About this exercise: Show each line of the records in which the word "title" occurs.

"""

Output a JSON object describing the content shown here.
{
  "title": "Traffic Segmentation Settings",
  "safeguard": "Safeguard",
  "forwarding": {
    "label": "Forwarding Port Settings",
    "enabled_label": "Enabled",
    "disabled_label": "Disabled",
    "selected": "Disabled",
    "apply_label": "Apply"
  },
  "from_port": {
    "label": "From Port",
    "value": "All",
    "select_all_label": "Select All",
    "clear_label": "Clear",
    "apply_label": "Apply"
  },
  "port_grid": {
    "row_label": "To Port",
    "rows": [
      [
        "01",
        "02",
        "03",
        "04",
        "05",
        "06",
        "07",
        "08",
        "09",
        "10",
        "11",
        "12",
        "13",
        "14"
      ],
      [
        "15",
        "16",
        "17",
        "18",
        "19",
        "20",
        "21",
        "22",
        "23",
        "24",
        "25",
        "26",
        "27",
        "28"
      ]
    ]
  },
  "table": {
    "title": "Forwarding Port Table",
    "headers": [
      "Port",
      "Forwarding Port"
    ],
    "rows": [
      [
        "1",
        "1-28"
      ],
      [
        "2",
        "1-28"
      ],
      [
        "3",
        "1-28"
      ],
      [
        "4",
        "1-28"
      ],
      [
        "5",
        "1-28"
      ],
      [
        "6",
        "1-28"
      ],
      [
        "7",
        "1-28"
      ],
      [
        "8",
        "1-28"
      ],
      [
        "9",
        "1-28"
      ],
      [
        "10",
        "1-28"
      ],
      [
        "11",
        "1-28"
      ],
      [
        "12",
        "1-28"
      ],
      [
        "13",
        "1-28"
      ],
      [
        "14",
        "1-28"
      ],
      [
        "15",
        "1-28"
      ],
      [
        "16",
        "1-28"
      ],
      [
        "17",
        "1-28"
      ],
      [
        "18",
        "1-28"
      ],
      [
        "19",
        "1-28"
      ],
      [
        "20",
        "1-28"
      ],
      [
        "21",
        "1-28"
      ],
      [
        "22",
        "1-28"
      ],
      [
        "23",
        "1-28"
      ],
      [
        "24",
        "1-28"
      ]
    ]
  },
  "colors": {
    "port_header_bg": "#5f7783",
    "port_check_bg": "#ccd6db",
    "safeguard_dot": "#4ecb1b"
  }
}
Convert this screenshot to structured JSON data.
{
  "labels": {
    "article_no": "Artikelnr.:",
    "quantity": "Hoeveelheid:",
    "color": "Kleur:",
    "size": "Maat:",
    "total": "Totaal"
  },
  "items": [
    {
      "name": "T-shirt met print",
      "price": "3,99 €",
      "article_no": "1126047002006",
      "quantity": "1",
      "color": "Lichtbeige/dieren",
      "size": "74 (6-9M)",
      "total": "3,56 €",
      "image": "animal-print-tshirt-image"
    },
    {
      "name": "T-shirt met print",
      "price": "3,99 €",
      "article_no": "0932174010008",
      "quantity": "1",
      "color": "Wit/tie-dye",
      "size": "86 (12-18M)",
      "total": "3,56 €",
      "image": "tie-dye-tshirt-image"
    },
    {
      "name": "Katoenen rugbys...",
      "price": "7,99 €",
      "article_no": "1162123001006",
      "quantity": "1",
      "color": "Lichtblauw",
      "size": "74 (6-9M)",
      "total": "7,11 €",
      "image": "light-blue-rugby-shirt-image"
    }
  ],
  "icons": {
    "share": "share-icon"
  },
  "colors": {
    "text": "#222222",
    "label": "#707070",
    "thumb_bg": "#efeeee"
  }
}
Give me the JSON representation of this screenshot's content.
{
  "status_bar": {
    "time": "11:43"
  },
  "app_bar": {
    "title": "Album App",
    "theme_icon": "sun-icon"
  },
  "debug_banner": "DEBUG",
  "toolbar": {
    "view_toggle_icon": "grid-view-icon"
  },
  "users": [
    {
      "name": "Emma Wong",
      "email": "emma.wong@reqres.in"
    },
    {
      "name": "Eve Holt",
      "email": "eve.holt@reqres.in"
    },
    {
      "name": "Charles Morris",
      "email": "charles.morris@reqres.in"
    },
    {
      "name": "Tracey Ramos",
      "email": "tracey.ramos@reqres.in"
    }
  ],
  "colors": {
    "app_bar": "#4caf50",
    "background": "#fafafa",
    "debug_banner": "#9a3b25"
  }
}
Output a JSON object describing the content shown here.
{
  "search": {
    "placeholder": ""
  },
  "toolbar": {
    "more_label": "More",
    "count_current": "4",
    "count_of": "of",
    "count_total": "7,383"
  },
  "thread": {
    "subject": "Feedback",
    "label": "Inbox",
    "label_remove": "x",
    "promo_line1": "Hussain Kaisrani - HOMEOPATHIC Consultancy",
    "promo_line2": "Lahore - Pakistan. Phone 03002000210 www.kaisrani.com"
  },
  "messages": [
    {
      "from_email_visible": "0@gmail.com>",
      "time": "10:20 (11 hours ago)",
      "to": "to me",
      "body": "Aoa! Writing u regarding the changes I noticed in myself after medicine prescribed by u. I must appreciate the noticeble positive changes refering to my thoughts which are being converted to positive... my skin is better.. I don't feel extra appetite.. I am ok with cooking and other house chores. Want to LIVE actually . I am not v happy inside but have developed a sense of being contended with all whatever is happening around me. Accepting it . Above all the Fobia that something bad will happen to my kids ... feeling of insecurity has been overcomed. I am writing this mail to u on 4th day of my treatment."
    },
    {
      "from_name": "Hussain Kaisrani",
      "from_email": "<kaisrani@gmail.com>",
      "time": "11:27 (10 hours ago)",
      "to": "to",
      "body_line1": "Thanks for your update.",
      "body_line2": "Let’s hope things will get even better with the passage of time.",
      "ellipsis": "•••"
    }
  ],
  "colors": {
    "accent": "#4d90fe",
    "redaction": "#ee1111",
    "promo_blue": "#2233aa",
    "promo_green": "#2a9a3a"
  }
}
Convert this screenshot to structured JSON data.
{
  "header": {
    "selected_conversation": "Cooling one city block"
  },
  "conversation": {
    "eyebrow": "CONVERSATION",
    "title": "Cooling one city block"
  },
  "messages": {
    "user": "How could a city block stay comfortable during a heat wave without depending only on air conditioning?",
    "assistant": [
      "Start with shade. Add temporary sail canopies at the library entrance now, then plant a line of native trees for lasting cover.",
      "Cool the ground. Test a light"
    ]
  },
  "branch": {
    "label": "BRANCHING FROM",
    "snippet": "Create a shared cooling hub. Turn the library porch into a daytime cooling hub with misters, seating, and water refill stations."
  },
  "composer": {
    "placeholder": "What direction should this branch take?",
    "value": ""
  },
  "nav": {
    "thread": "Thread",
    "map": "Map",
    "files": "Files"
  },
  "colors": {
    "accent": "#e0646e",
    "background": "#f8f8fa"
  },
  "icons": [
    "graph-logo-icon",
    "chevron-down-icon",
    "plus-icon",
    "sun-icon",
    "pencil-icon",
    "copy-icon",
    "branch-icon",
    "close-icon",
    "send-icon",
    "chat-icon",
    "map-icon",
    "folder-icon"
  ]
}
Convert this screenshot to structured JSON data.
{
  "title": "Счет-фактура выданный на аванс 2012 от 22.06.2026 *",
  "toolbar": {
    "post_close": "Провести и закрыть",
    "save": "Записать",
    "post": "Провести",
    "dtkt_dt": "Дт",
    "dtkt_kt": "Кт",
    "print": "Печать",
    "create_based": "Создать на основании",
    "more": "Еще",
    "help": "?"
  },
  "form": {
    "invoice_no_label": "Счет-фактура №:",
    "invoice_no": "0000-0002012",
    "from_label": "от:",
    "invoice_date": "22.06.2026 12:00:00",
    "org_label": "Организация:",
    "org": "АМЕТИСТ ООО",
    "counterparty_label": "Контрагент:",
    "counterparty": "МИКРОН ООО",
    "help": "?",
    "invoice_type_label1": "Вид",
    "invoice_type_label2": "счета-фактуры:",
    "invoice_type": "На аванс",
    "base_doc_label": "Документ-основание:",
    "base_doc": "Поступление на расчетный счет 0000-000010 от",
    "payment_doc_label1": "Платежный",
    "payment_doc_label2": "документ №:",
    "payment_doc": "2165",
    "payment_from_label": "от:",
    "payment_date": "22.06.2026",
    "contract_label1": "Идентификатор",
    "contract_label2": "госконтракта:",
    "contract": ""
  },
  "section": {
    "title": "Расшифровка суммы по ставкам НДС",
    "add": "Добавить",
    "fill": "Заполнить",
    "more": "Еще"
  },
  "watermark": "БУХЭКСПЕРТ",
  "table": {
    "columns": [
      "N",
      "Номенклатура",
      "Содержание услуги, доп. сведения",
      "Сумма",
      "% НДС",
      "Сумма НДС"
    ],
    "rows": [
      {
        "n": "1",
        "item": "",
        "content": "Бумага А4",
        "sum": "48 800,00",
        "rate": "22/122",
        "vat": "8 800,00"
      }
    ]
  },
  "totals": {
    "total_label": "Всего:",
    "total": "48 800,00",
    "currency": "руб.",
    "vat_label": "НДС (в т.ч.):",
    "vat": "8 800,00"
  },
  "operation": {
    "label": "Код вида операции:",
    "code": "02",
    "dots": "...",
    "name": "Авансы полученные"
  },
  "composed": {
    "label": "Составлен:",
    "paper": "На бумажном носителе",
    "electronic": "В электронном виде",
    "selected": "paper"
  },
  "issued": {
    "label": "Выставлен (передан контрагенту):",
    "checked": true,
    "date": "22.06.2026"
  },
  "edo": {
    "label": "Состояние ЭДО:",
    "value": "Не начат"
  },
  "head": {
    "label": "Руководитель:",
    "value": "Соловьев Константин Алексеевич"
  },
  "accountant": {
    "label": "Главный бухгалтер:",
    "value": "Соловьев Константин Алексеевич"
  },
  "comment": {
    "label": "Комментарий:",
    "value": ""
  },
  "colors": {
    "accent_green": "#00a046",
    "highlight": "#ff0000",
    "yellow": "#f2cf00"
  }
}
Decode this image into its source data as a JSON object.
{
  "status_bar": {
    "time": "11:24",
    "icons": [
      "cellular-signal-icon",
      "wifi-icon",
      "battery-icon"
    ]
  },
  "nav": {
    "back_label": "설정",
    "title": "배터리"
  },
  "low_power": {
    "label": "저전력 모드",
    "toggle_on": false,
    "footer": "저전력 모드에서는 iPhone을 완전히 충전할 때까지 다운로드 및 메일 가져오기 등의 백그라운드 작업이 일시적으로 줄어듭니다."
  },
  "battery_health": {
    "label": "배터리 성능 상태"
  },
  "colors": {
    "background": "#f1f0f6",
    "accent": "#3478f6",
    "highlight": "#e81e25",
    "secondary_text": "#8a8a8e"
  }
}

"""

Your solution:
  "title": "Traffic Segmentation Settings",
    "title": "Forwarding Port Table",
    "title": "Album App",
    "title": "Cooling one city block"
  "title": "Счет-фактура выданный на аванс 2012 от 22.06.2026 *",
    "title": "Расшифровка суммы по ставкам НДС",
    "title": "배터리"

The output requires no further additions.